For the impact from the ground (e.g., while jumping and running), the knee helps to absorb, distribute, and dissipate shock caused by the forces from the ground.

Knee OA and Anatomy Change

Knee osteoarthritis stems from the wear and tear of articular cartilage and disrupts the rest of the knee functionality in a domino effect. Without the lubricant effect, the femur and the tibia start to rub against each other, resulting in stiffness and pain.

When the articular cartilage wears away, the shock-absorbing capabilities of the knee are lost. This manifests in the knee as symptoms, such as joint swelling, difficulty in flexion-extension, pain (exacerbated in the morning or even when resting), and decreased stability.

The common causes of knee OA include:

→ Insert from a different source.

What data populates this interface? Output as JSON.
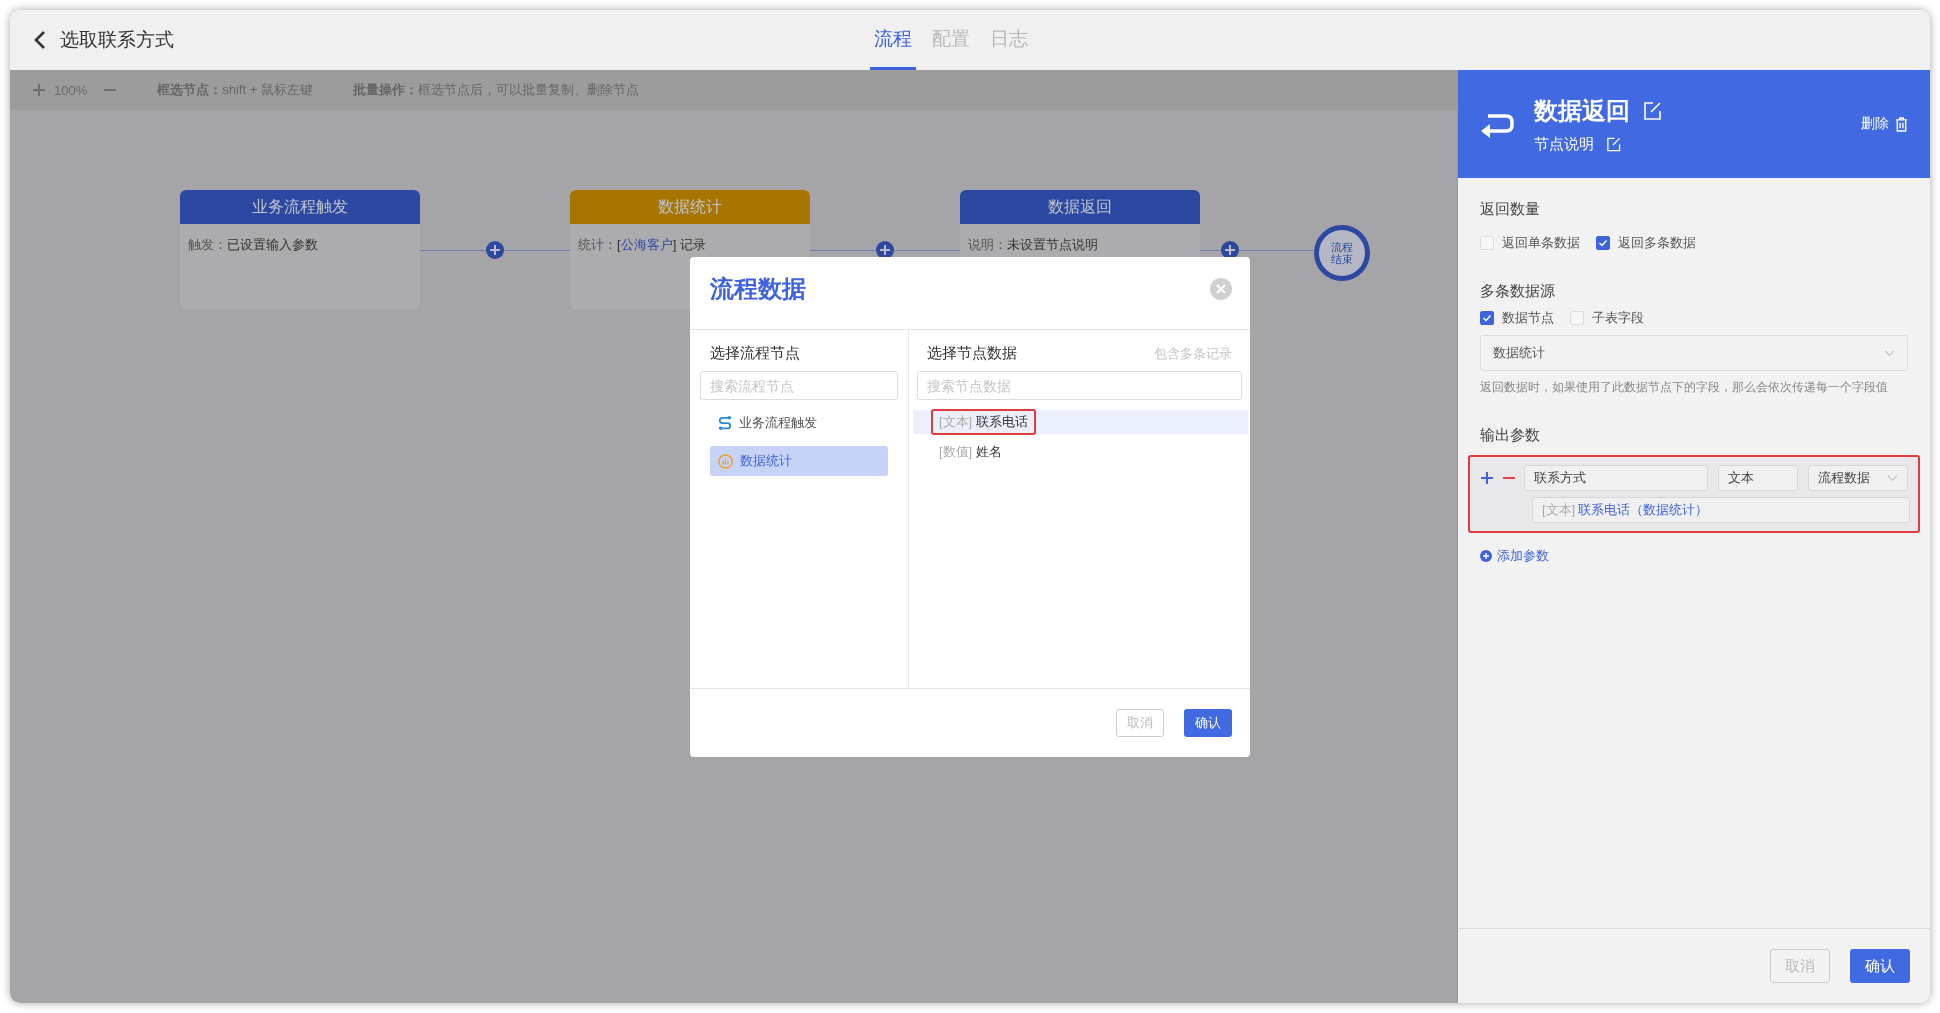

  • Age - since torn cartilage will take longer to heal as you get older
  • Weight - since the increased weight will put extra pressure on your knee and increase the chances of cartilage damage
  • Heredity
  • Stress injuries - workplace or sports-related

How Knee OA Impacts the Other Joints

As your knee OA symptoms worsen, you might notice differences in the way you move. More specifically, your legs will try to adjust their coordination to minimize the pressure and pain in the knee. However, this puts extra strain on other joints like the hip, ankle, and even the spine in the long run.

A clinical study clearly demonstrated that patients with knee OA walked more slowly and with a different stance. The different movement patterns in knee OA patients increased not only contraction in quadriceps & hamstrings but also joint loading in the hips.

Another study showed that knee osteoarthritis could cause the narrowing of lumbar spine disc space, increasing spine OA risk.

The collection of evidence emphasises the importance of early osteoarthritis treatment for knee health, as well as the whole musculoskeletal health.

[1] Metcalfe, A. J., et al. "The effect of osteoarthritis of the knee on the biomechanics of other joints in the lower limbs." The bone & joint journal 95.3 (2013): 348-353.

[2] Hassett, G., et al. "The relation between progressive osteoarthritis of the knee and long term progression of osteoarthritis of the hand, hip, and lumbar spine." Annals of the rheumatic diseases 65.5 (2006): 623-628.

Sign up to the OA Knee Pain newsletter